Task
Below are records with pictures in them; print them exactly, omitting the pictures.

Dataset entries
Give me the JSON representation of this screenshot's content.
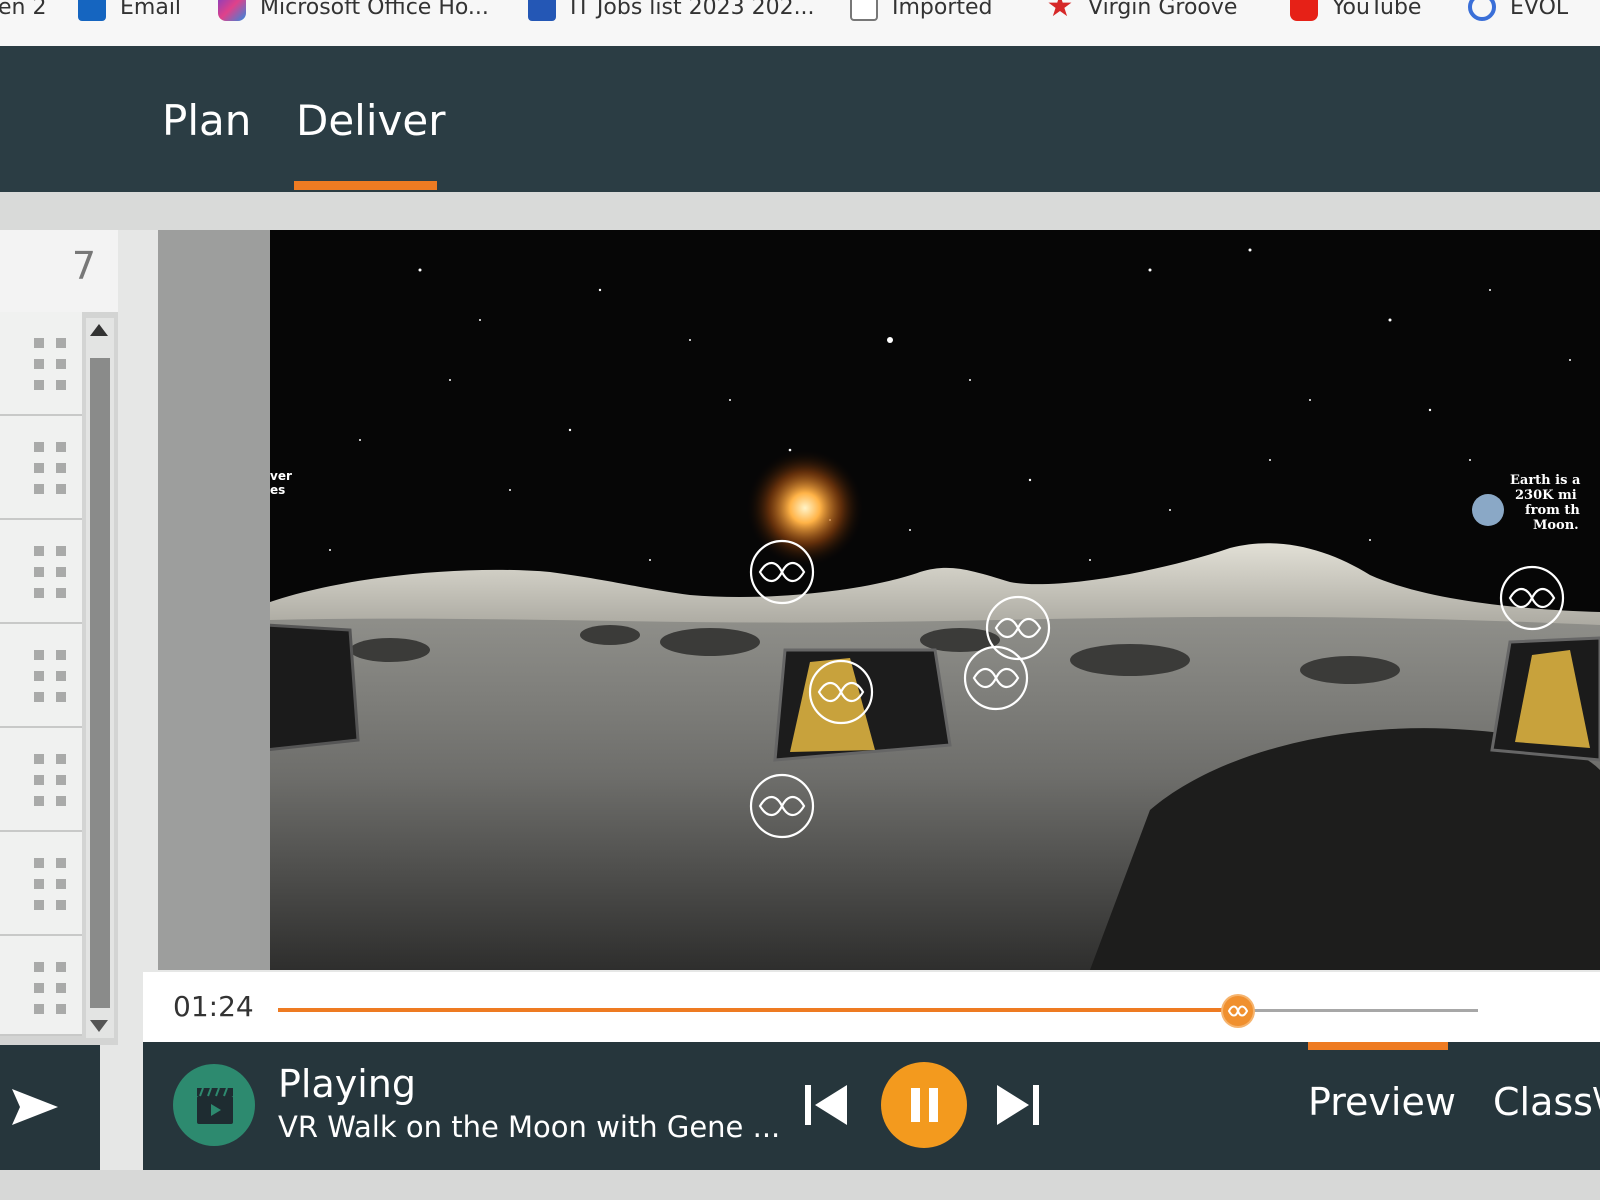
{
  "bookmarks": [
    {
      "label": "en 2",
      "icon": "none"
    },
    {
      "label": "Email",
      "icon": "outlook-icon"
    },
    {
      "label": "Microsoft Office Ho...",
      "icon": "office-icon"
    },
    {
      "label": "IT Jobs list 2023 202...",
      "icon": "word-icon"
    },
    {
      "label": "Imported",
      "icon": "folder-icon"
    },
    {
      "label": "Virgin Groove",
      "icon": "star-icon"
    },
    {
      "label": "YouTube",
      "icon": "youtube-icon"
    },
    {
      "label": "EVOL",
      "icon": "evol-icon"
    }
  ],
  "nav": {
    "tabs": [
      "Plan",
      "Deliver"
    ],
    "active_tab": "Deliver"
  },
  "slides": {
    "current_number": "7",
    "row_count": 7
  },
  "scene": {
    "left_text": "ver\nes",
    "earth_note": "Earth is a\n230K mi\nfrom th\nMoon."
  },
  "player": {
    "time": "01:24",
    "progress": 0.8,
    "status": "Playing",
    "title": "VR Walk on the Moon with Gene ..."
  },
  "bottom_tabs": {
    "preview": "Preview",
    "classview": "Class\\"
  },
  "colors": {
    "header": "#2b3d44",
    "accent": "#ee7b22",
    "pause_button": "#f39a1e",
    "media_icon": "#2d8a6f"
  }
}
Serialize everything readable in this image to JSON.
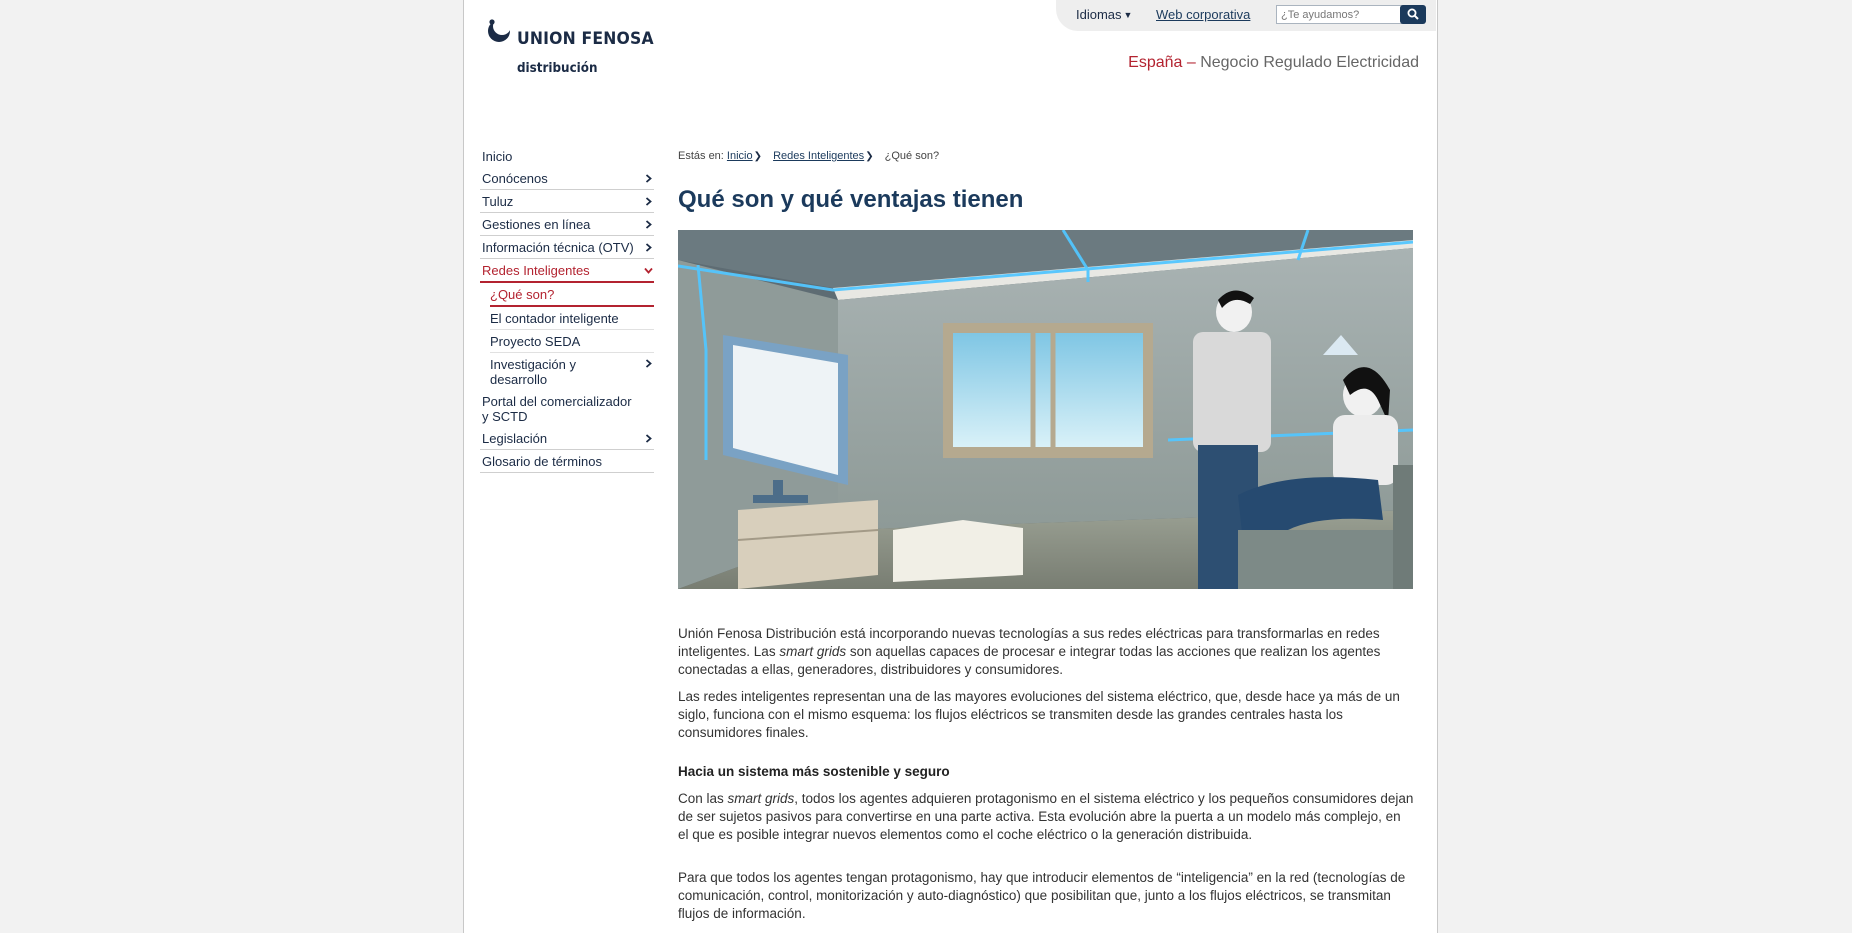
{
  "header": {
    "logo_name": "UNION FENOSA",
    "logo_sub": "distribución",
    "languages_label": "Idiomas",
    "corporate_link": "Web corporativa",
    "search_placeholder": "¿Te ayudamos?",
    "region_country": "España",
    "region_separator": " – ",
    "region_text": "Negocio Regulado Electricidad"
  },
  "sidebar": {
    "items": [
      {
        "label": "Inicio"
      },
      {
        "label": "Conócenos"
      },
      {
        "label": "Tuluz"
      },
      {
        "label": "Gestiones en línea"
      },
      {
        "label": "Información técnica (OTV)"
      },
      {
        "label": "Redes Inteligentes"
      },
      {
        "label": "Portal del comercializador y SCTD"
      },
      {
        "label": "Legislación"
      },
      {
        "label": "Glosario de términos"
      }
    ],
    "subitems": [
      {
        "label": "¿Qué son?"
      },
      {
        "label": "El contador inteligente"
      },
      {
        "label": "Proyecto SEDA"
      },
      {
        "label": "Investigación y desarrollo"
      }
    ]
  },
  "breadcrumb": {
    "prefix": "Estás en:",
    "items": [
      "Inicio",
      "Redes Inteligentes"
    ],
    "current": "¿Qué son?"
  },
  "main": {
    "title": "Qué son y qué ventajas tienen",
    "p1_a": "Unión Fenosa Distribución está incorporando nuevas tecnologías a sus redes eléctricas para transformarlas en redes inteligentes. Las ",
    "p1_em": "smart grids",
    "p1_b": " son aquellas capaces de procesar e integrar todas las acciones que realizan los agentes conectadas a ellas, generadores, distribuidores y consumidores.",
    "p2": "Las redes inteligentes representan una de las mayores evoluciones del sistema eléctrico, que, desde hace ya más de un siglo, funciona con el mismo esquema: los flujos eléctricos se transmiten desde las grandes centrales hasta los consumidores finales.",
    "h2": "Hacia un sistema más sostenible y seguro",
    "p3_a": "Con las ",
    "p3_em": "smart grids",
    "p3_b": ", todos los agentes adquieren protagonismo en el sistema eléctrico y los pequeños consumidores dejan de ser sujetos pasivos para convertirse en una parte activa. Esta evolución abre la puerta a un modelo más complejo, en el que es posible integrar nuevos elementos como el coche eléctrico o la generación distribuida.",
    "p4": "Para que todos los agentes tengan protagonismo, hay que introducir elementos de “inteligencia” en la red (tecnologías de comunicación, control, monitorización y auto-diagnóstico) que posibilitan que, junto a los flujos eléctricos, se transmitan flujos de información."
  },
  "colors": {
    "brand": "#1b2b45",
    "accent_red": "#b32330",
    "title_blue": "#1b3a5c"
  }
}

Result of this exercise
Give me the JSON representation of this screenshot's content.
{
  "bookmarks": [
    {
      "label": "en 2",
      "icon": "none"
    },
    {
      "label": "Email",
      "icon": "outlook-icon"
    },
    {
      "label": "Microsoft Office Ho...",
      "icon": "office-icon"
    },
    {
      "label": "IT Jobs list 2023 202...",
      "icon": "word-icon"
    },
    {
      "label": "Imported",
      "icon": "folder-icon"
    },
    {
      "label": "Virgin Groove",
      "icon": "star-icon"
    },
    {
      "label": "YouTube",
      "icon": "youtube-icon"
    },
    {
      "label": "EVOL",
      "icon": "evol-icon"
    }
  ],
  "nav": {
    "tabs": [
      "Plan",
      "Deliver"
    ],
    "active_tab": "Deliver"
  },
  "slides": {
    "current_number": "7",
    "row_count": 7
  },
  "scene": {
    "left_text": "ver\nes",
    "earth_note": "Earth is a\n230K mi\nfrom th\nMoon."
  },
  "player": {
    "time": "01:24",
    "progress": 0.8,
    "status": "Playing",
    "title": "VR Walk on the Moon with Gene ..."
  },
  "bottom_tabs": {
    "preview": "Preview",
    "classview": "Class\\"
  },
  "colors": {
    "header": "#2b3d44",
    "accent": "#ee7b22",
    "pause_button": "#f39a1e",
    "media_icon": "#2d8a6f"
  }
}
Serialize everything readable in this image to JSON.
{
  "header": {
    "logo_name": "UNION FENOSA",
    "logo_sub": "distribución",
    "languages_label": "Idiomas",
    "corporate_link": "Web corporativa",
    "search_placeholder": "¿Te ayudamos?",
    "region_country": "España",
    "region_separator": " – ",
    "region_text": "Negocio Regulado Electricidad"
  },
  "sidebar": {
    "items": [
      {
        "label": "Inicio"
      },
      {
        "label": "Conócenos"
      },
      {
        "label": "Tuluz"
      },
      {
        "label": "Gestiones en línea"
      },
      {
        "label": "Información técnica (OTV)"
      },
      {
        "label": "Redes Inteligentes"
      },
      {
        "label": "Portal del comercializador y SCTD"
      },
      {
        "label": "Legislación"
      },
      {
        "label": "Glosario de términos"
      }
    ],
    "subitems": [
      {
        "label": "¿Qué son?"
      },
      {
        "label": "El contador inteligente"
      },
      {
        "label": "Proyecto SEDA"
      },
      {
        "label": "Investigación y desarrollo"
      }
    ]
  },
  "breadcrumb": {
    "prefix": "Estás en:",
    "items": [
      "Inicio",
      "Redes Inteligentes"
    ],
    "current": "¿Qué son?"
  },
  "main": {
    "title": "Qué son y qué ventajas tienen",
    "p1_a": "Unión Fenosa Distribución está incorporando nuevas tecnologías a sus redes eléctricas para transformarlas en redes inteligentes. Las ",
    "p1_em": "smart grids",
    "p1_b": " son aquellas capaces de procesar e integrar todas las acciones que realizan los agentes conectadas a ellas, generadores, distribuidores y consumidores.",
    "p2": "Las redes inteligentes representan una de las mayores evoluciones del sistema eléctrico, que, desde hace ya más de un siglo, funciona con el mismo esquema: los flujos eléctricos se transmiten desde las grandes centrales hasta los consumidores finales.",
    "h2": "Hacia un sistema más sostenible y seguro",
    "p3_a": "Con las ",
    "p3_em": "smart grids",
    "p3_b": ", todos los agentes adquieren protagonismo en el sistema eléctrico y los pequeños consumidores dejan de ser sujetos pasivos para convertirse en una parte activa. Esta evolución abre la puerta a un modelo más complejo, en el que es posible integrar nuevos elementos como el coche eléctrico o la generación distribuida.",
    "p4": "Para que todos los agentes tengan protagonismo, hay que introducir elementos de “inteligencia” en la red (tecnologías de comunicación, control, monitorización y auto-diagnóstico) que posibilitan que, junto a los flujos eléctricos, se transmitan flujos de información."
  },
  "colors": {
    "brand": "#1b2b45",
    "accent_red": "#b32330",
    "title_blue": "#1b3a5c"
  }
}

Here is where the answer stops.